= Problem to work on =
The data should be printed again, exactly.

==== Data

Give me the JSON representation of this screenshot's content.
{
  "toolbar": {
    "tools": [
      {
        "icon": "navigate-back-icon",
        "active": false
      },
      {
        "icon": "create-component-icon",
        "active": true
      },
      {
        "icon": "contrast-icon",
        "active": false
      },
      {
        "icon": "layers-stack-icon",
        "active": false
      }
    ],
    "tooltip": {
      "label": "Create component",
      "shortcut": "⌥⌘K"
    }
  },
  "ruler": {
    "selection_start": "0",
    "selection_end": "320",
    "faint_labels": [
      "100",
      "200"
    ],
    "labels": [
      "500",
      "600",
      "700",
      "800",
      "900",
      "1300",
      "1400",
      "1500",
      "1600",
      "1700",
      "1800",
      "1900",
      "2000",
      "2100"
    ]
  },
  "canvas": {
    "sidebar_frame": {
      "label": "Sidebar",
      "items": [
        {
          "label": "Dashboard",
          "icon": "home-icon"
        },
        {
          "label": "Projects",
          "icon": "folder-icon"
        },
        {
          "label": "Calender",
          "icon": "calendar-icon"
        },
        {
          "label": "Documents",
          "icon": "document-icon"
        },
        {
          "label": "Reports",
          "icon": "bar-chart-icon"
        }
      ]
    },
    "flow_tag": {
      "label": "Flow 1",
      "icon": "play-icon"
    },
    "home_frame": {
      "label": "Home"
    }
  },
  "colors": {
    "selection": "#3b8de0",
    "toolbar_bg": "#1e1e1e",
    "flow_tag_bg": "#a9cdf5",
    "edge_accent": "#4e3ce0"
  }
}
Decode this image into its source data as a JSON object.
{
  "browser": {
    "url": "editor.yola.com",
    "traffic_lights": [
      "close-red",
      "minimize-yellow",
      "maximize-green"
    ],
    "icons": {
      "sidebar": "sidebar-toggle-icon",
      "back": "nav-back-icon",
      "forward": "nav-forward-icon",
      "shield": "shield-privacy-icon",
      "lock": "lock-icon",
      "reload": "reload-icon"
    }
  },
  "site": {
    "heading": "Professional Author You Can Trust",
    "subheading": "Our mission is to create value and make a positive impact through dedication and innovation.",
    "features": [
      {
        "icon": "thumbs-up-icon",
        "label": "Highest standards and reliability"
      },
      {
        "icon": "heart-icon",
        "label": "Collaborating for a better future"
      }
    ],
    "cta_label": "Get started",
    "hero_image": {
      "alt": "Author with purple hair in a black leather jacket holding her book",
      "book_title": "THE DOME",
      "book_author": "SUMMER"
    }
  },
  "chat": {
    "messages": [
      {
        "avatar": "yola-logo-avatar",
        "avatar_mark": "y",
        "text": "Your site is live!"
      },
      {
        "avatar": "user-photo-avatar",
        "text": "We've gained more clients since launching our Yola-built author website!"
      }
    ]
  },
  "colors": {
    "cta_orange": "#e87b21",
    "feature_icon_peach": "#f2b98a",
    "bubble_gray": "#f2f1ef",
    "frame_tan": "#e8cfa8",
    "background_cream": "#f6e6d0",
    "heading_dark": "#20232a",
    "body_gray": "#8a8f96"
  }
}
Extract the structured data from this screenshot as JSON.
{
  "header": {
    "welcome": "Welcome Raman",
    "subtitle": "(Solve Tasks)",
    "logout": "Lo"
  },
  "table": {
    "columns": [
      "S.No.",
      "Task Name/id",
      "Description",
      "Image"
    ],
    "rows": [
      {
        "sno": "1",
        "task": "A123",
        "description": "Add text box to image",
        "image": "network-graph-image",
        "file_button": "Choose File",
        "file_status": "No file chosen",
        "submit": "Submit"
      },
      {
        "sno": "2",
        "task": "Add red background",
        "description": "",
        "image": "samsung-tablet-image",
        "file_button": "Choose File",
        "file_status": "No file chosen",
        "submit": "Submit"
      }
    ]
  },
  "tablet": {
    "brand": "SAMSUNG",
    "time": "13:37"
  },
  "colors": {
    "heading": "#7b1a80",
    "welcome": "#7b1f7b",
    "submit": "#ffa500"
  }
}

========

= Exercise answer =
Give me the JSON representation of this screenshot's content.
{
  "toolbar": {
    "tools": [
      {
        "icon": "navigate-back-icon",
        "active": false
      },
      {
        "icon": "create-component-icon",
        "active": true
      },
      {
        "icon": "contrast-icon",
        "active": false
      },
      {
        "icon": "layers-stack-icon",
        "active": false
      }
    ],
    "tooltip": {
      "label": "Create component",
      "shortcut": "⌥⌘K"
    }
  },
  "ruler": {
    "selection_start": "0",
    "selection_end": "320",
    "faint_labels": [
      "100",
      "200"
    ],
    "labels": [
      "500",
      "600",
      "700",
      "800",
      "900",
      "1300",
      "1400",
      "1500",
      "1600",
      "1700",
      "1800",
      "1900",
      "2000",
      "2100"
    ]
  },
  "canvas": {
    "sidebar_frame": {
      "label": "Sidebar",
      "items": [
        {
          "label": "Dashboard",
          "icon": "home-icon"
        },
        {
          "label": "Projects",
          "icon": "folder-icon"
        },
        {
          "label": "Calender",
          "icon": "calendar-icon"
        },
        {
          "label": "Documents",
          "icon": "document-icon"
        },
        {
          "label": "Reports",
          "icon": "bar-chart-icon"
        }
      ]
    },
    "flow_tag": {
      "label": "Flow 1",
      "icon": "play-icon"
    },
    "home_frame": {
      "label": "Home"
    }
  },
  "colors": {
    "selection": "#3b8de0",
    "toolbar_bg": "#1e1e1e",
    "flow_tag_bg": "#a9cdf5",
    "edge_accent": "#4e3ce0"
  }
}
Decode this image into its source data as a JSON object.
{
  "browser": {
    "url": "editor.yola.com",
    "traffic_lights": [
      "close-red",
      "minimize-yellow",
      "maximize-green"
    ],
    "icons": {
      "sidebar": "sidebar-toggle-icon",
      "back": "nav-back-icon",
      "forward": "nav-forward-icon",
      "shield": "shield-privacy-icon",
      "lock": "lock-icon",
      "reload": "reload-icon"
    }
  },
  "site": {
    "heading": "Professional Author You Can Trust",
    "subheading": "Our mission is to create value and make a positive impact through dedication and innovation.",
    "features": [
      {
        "icon": "thumbs-up-icon",
        "label": "Highest standards and reliability"
      },
      {
        "icon": "heart-icon",
        "label": "Collaborating for a better future"
      }
    ],
    "cta_label": "Get started",
    "hero_image": {
      "alt": "Author with purple hair in a black leather jacket holding her book",
      "book_title": "THE DOME",
      "book_author": "SUMMER"
    }
  },
  "chat": {
    "messages": [
      {
        "avatar": "yola-logo-avatar",
        "avatar_mark": "y",
        "text": "Your site is live!"
      },
      {
        "avatar": "user-photo-avatar",
        "text": "We've gained more clients since launching our Yola-built author website!"
      }
    ]
  },
  "colors": {
    "cta_orange": "#e87b21",
    "feature_icon_peach": "#f2b98a",
    "bubble_gray": "#f2f1ef",
    "frame_tan": "#e8cfa8",
    "background_cream": "#f6e6d0",
    "heading_dark": "#20232a",
    "body_gray": "#8a8f96"
  }
}
Extract the structured data from this screenshot as JSON.
{
  "header": {
    "welcome": "Welcome Raman",
    "subtitle": "(Solve Tasks)",
    "logout": "Lo"
  },
  "table": {
    "columns": [
      "S.No.",
      "Task Name/id",
      "Description",
      "Image"
    ],
    "rows": [
      {
        "sno": "1",
        "task": "A123",
        "description": "Add text box to image",
        "image": "network-graph-image",
        "file_button": "Choose File",
        "file_status": "No file chosen",
        "submit": "Submit"
      },
      {
        "sno": "2",
        "task": "Add red background",
        "description": "",
        "image": "samsung-tablet-image",
        "file_button": "Choose File",
        "file_status": "No file chosen",
        "submit": "Submit"
      }
    ]
  },
  "tablet": {
    "brand": "SAMSUNG",
    "time": "13:37"
  },
  "colors": {
    "heading": "#7b1a80",
    "welcome": "#7b1f7b",
    "submit": "#ffa500"
  }
}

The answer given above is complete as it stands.